“You have to set yourself apart from the bigger waste companies,” Schmidt says. “There’s not a lot of price stability in the waste industry. And so early on, I brought price stability to the market. We only raise price when we really need to, such as when our vendors’ prices go up or when there is a real unusual event like we experienced during the pandemic where we had to slightly raise our rates [due to the market], but we work to keep those rates as consistent as possible.”
Building on its foundation
Schmidt says that although the company has expanded markedly over the last 15 years, Whitetail has largely relied on organic growth over acquisitions.
The four smaller acquisitions that the company has made over the last five to six years share a lot of similarities, according to Schmidt.
“Ninety percent of Whitetail’s growth has been organic,” Schmidt says. “When we go into a new market, we always reach out to the local haulers that are there, if there are any, and we will ask them if they want to be a part of the team. And for the four companies that wanted to come aboard, we worked out a deal with them to get their employees and the owners to continue to work with us. We’re going to continue to do that as we move into new markets. We like buying the small local haulers because they’re there, they show up to work every day, and they’re hard workers.”
Adds Whitetail COO Paul Brady III, “From a growth side, when we are making an acquisition, we look for those same characteristics that we embody at Whitetail. We are largely a family company, even though we’ve grown well beyond the point of a small family operation. It tends to be a successful formula here.”
While Whitetail’s existing customers take precedent, it’s that elusive next customer that keeps Schmidt and the company’s management pushing forward.
Brady says that the company’s management team, which has the average age of 33, gives the company an advantage when it comes to the energy and enthusiasm needed to pound the pavement to grow the company’s customer base.
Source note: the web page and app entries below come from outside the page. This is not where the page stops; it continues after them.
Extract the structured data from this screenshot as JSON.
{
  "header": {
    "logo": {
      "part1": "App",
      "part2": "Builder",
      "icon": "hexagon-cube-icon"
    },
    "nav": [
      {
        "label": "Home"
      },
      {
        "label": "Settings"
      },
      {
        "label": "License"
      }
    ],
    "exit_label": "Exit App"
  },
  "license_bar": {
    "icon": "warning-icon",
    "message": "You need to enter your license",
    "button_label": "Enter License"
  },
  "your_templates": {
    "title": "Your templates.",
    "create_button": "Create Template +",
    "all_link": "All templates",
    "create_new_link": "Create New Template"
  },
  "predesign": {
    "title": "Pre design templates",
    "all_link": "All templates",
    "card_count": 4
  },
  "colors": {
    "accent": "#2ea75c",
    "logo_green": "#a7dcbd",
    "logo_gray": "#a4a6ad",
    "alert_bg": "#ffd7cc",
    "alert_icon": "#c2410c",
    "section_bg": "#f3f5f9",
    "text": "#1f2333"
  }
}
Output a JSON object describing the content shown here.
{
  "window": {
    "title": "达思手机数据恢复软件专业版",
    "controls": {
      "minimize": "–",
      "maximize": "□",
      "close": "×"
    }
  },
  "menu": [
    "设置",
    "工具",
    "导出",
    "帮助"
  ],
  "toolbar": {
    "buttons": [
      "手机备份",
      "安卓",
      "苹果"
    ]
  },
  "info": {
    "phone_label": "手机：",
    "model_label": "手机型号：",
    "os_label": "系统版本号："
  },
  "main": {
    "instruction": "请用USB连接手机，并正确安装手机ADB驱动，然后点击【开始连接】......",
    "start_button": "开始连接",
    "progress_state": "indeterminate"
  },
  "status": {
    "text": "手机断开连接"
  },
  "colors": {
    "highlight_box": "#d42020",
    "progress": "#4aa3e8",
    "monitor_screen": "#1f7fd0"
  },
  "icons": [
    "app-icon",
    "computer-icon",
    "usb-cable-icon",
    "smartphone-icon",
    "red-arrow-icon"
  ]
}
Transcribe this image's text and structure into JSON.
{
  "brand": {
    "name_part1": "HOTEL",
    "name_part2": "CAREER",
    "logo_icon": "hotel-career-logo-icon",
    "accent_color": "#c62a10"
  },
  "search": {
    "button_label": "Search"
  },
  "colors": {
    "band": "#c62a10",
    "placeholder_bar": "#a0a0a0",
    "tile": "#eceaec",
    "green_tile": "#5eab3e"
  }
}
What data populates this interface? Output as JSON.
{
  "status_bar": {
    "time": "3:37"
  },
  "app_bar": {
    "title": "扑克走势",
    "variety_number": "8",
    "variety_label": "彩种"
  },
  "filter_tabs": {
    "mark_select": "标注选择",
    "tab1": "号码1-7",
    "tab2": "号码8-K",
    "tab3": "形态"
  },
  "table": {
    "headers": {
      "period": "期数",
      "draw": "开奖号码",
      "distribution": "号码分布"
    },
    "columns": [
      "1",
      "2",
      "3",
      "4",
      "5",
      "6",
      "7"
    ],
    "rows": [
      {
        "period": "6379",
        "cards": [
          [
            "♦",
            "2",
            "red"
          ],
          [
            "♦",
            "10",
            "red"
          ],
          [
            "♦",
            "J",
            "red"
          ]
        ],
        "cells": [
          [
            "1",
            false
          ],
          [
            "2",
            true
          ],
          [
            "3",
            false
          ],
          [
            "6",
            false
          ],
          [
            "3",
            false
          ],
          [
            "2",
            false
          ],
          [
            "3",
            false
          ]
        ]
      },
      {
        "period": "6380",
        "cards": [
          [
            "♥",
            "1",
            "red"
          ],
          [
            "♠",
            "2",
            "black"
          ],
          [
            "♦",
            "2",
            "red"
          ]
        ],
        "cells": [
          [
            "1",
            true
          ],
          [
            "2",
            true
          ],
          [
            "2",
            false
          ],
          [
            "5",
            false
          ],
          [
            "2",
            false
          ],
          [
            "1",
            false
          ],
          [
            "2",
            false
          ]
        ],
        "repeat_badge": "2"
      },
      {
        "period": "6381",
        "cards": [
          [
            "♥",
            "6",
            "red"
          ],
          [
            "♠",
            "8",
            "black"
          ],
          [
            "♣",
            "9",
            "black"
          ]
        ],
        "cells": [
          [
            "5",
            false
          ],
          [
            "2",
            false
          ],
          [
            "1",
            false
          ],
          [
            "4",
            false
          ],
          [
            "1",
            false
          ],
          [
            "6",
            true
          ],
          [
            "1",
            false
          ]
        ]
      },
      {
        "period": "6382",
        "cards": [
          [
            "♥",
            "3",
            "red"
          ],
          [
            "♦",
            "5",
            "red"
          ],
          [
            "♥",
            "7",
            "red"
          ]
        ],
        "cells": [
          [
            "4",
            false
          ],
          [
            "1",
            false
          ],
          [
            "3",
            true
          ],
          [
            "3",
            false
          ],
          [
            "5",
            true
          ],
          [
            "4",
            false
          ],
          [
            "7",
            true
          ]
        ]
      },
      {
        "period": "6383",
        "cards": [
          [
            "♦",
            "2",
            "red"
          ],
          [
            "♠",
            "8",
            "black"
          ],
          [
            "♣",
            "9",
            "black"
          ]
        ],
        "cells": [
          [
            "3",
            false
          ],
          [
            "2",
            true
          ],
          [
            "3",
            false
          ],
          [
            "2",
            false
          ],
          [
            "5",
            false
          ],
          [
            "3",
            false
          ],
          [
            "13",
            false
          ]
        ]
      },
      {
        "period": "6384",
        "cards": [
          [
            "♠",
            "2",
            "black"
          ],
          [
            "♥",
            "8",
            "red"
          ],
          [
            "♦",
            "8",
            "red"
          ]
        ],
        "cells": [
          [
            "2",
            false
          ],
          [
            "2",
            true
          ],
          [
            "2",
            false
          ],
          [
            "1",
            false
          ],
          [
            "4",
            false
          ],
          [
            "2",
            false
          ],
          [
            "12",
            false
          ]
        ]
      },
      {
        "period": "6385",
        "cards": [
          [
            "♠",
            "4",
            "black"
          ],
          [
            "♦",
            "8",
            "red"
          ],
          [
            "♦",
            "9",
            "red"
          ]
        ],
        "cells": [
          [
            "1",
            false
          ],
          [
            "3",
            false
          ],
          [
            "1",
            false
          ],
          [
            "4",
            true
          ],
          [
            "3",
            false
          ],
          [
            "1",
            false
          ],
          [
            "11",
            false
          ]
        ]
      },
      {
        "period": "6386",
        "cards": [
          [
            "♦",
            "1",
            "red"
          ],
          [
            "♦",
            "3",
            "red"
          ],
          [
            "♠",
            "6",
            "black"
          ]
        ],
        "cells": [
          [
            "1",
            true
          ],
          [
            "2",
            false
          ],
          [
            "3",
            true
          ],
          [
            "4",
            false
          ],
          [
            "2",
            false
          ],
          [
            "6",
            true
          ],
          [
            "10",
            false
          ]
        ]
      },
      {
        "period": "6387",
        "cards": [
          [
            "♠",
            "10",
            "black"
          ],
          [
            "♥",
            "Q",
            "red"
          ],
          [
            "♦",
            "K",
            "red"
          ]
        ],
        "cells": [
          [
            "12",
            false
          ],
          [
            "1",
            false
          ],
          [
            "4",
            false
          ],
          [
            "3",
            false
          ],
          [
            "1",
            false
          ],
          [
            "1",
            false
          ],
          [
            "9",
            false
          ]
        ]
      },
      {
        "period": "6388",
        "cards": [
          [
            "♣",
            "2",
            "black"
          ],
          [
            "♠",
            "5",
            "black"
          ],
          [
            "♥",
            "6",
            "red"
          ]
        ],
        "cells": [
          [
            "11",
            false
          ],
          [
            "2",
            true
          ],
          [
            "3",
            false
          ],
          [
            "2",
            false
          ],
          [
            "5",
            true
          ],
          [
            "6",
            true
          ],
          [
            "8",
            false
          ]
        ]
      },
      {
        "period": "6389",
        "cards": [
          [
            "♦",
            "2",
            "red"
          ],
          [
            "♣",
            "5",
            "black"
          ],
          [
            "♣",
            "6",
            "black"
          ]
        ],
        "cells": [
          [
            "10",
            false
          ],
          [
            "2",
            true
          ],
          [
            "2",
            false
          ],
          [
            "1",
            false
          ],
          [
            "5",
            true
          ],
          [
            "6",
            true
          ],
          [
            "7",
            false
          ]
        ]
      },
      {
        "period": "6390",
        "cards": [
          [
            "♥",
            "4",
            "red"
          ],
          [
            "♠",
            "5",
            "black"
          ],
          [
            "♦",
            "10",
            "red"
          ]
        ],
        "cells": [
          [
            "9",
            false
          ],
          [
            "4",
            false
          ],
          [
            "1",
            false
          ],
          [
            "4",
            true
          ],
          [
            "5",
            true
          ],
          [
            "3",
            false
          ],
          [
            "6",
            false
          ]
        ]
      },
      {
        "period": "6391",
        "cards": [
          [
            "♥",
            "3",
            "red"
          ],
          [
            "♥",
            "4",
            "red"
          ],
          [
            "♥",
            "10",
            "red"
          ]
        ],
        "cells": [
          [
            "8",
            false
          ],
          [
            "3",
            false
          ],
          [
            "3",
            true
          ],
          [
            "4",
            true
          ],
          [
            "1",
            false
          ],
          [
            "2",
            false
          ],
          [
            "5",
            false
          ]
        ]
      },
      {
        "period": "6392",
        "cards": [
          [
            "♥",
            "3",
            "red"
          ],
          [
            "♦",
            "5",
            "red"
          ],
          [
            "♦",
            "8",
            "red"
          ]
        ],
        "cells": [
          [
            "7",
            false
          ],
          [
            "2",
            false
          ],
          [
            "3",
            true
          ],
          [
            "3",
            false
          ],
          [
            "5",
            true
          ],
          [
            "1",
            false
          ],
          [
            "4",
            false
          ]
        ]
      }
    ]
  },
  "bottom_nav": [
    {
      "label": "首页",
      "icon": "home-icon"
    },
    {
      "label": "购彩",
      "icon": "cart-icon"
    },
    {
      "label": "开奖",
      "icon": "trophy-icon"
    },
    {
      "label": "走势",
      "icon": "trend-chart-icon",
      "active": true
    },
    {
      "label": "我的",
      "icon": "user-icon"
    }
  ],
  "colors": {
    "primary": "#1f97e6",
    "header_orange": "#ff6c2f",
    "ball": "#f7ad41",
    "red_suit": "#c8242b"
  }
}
“Ultimately, the competitive nature that management brings on and their commitment—and the commitment in general from all of our employees where the average age is 37 or 38—differentiates us from all the competition,” Brady says. “That youth helps because they tend to look at Mike and see that leadership, see the fact that he’ll do anything to get the job done, and that makes all our employees bring that energy every day as a result. It’s kind of unique. You don’t run into trash companies as young as Whitetail, but our team is growing and getting better every day as a result.”
This article originally appeared in the July/August issue of Waste Today. The author is the editor of Waste Today and can be contacted at email@example.com.